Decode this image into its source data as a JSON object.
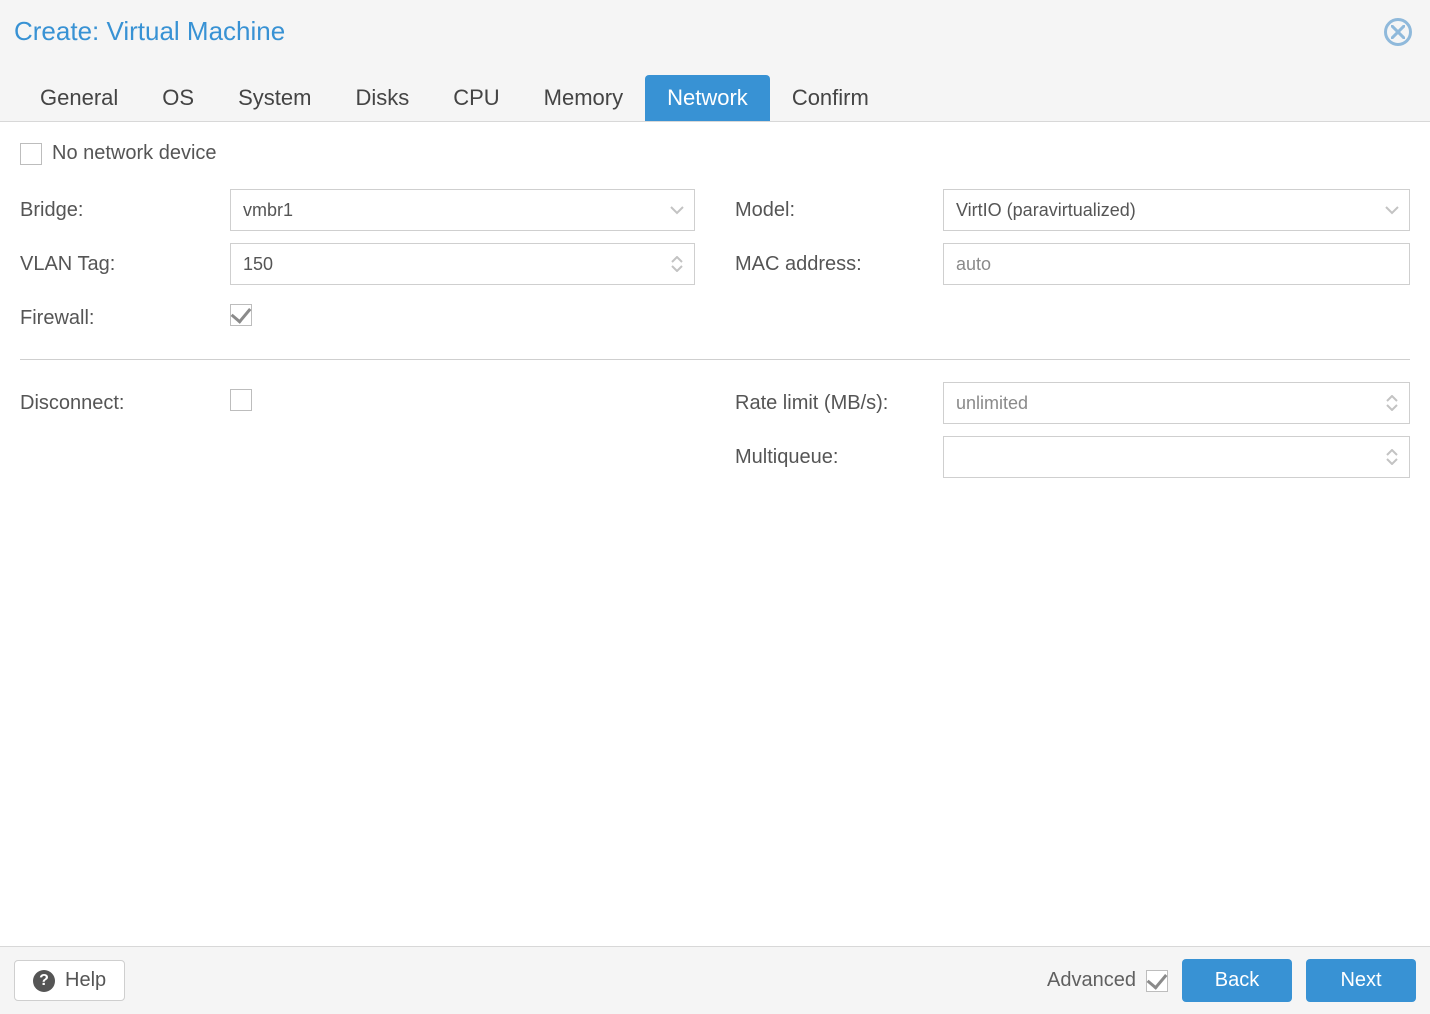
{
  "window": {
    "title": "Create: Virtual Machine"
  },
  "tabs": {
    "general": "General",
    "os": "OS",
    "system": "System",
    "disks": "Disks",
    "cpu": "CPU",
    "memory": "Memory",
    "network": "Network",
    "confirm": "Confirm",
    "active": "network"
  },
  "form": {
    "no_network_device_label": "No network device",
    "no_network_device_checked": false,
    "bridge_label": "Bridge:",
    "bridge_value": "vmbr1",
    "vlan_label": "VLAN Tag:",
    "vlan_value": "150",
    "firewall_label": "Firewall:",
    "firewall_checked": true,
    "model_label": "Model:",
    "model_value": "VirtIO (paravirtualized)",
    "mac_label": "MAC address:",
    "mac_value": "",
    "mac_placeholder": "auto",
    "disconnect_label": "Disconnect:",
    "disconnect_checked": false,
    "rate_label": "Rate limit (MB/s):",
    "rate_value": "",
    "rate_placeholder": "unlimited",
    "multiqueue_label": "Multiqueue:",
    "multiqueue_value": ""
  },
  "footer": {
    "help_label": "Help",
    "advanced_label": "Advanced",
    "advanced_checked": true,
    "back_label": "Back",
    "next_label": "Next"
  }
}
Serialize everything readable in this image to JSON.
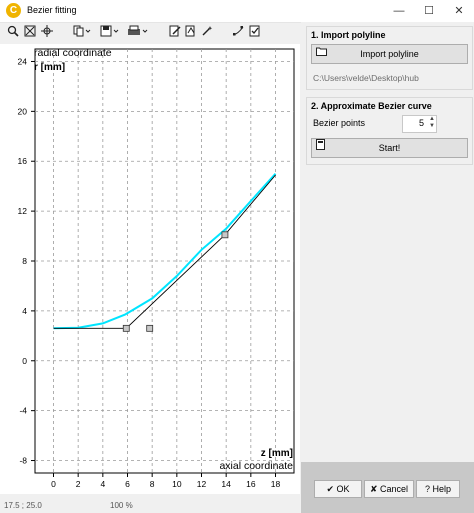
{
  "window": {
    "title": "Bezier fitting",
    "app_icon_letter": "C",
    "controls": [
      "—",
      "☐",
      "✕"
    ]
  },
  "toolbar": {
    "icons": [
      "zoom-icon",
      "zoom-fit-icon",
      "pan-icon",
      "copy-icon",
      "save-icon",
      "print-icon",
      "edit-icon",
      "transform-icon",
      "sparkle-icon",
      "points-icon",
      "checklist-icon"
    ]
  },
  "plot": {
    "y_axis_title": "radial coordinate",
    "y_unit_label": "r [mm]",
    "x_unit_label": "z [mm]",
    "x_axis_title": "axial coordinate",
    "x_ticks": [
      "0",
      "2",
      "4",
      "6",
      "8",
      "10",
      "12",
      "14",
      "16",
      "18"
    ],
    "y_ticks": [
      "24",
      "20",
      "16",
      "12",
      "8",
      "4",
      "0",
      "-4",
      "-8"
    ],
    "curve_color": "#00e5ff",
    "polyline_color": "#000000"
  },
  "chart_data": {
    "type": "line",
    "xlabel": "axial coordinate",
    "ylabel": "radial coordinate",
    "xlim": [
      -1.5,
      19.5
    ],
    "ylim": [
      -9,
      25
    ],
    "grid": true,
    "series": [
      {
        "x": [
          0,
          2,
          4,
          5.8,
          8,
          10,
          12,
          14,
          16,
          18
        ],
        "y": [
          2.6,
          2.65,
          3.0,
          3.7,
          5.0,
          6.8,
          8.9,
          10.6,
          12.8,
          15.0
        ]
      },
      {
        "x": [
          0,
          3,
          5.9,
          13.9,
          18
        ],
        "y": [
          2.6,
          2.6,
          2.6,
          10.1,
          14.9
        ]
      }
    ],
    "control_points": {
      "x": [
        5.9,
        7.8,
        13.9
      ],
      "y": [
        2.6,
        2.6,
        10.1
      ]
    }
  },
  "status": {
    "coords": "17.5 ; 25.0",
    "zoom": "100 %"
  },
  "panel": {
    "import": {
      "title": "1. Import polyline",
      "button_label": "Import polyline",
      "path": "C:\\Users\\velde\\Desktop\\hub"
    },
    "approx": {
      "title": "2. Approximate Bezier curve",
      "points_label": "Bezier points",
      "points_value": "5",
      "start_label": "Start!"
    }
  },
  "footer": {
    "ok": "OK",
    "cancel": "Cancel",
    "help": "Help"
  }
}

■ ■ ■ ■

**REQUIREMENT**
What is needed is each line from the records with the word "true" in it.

**EXPECTED ANSWER**
    "firewall_checked": true,
    "advanced_checked": true,
    "grid": true,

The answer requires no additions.